I want to applaud the Gonthas for keeping their heads on and not letting their emotions run wild. Although they fell in love with the house they were willing to walk away from the deal because their concerns were not being addressed.

Having asbestos in the closet is bad but an underground oil tank that is in poor shape can be just as bad even worse.

So why did the owner prevent the Gonthas from doing an inspection?

The Grunt has thought up of two reasons.

1. The owner is a real estate agent and knew the rules of the game. If the Gonthas had done an inspection and it turned out that the tank was on the verge of contaminating the whole property then the Gonthas could use that as leverage and rightly so against the owner to get a lower price for the house to compensate for the cleanup or have the owner be responsible for the cleanup.

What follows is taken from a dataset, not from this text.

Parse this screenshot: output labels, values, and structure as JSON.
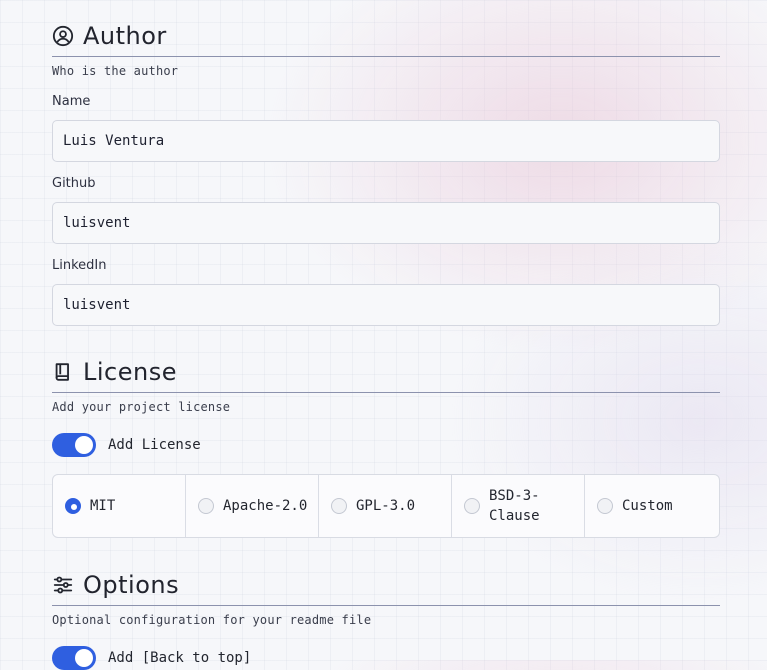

2. If word got around that the property had a defective oil tank then there was also a chance the Gonthas would pull out and no buyers would touch that place with a ten foot pole until the owner had the tank removed or cleaned which would cost the owner money.

What it all comes down to is that the owner was excercising CYA. By preventing any confirmation of the oil tank's real condition and assuring the Gonthas that there was no problem the owner was preventing any further costs from incurring on their end and if there was a problem it would only be discovered after the closing leaving the seller clear of any damages. So by giving the Gonthas their word that the tank was fine and taking advantage of the seller's market the owner was playing a game of high stakes poker with the future of the Gonthas in the pot. The Gonthas simply folded and walked away from the table.

The Gonthas may have ended up paying a higher price for another home on a different street however it is in my opinion they did the right thing and protected themselves for the long run.

People, never, ever prevent anyone from doing your due diligence. Something as serious as an underground oil tank needs to be inspected because if something goes wrong its on your head. I don't care if it is the Pope himself giving his word. You need to get the right people to do the inspections and verify the conditions of the property. Once you buy a property, that's it. You are the one responsible for its maintenence and if there is something wrong with it that you didn't know about when you bought it. Well, TS!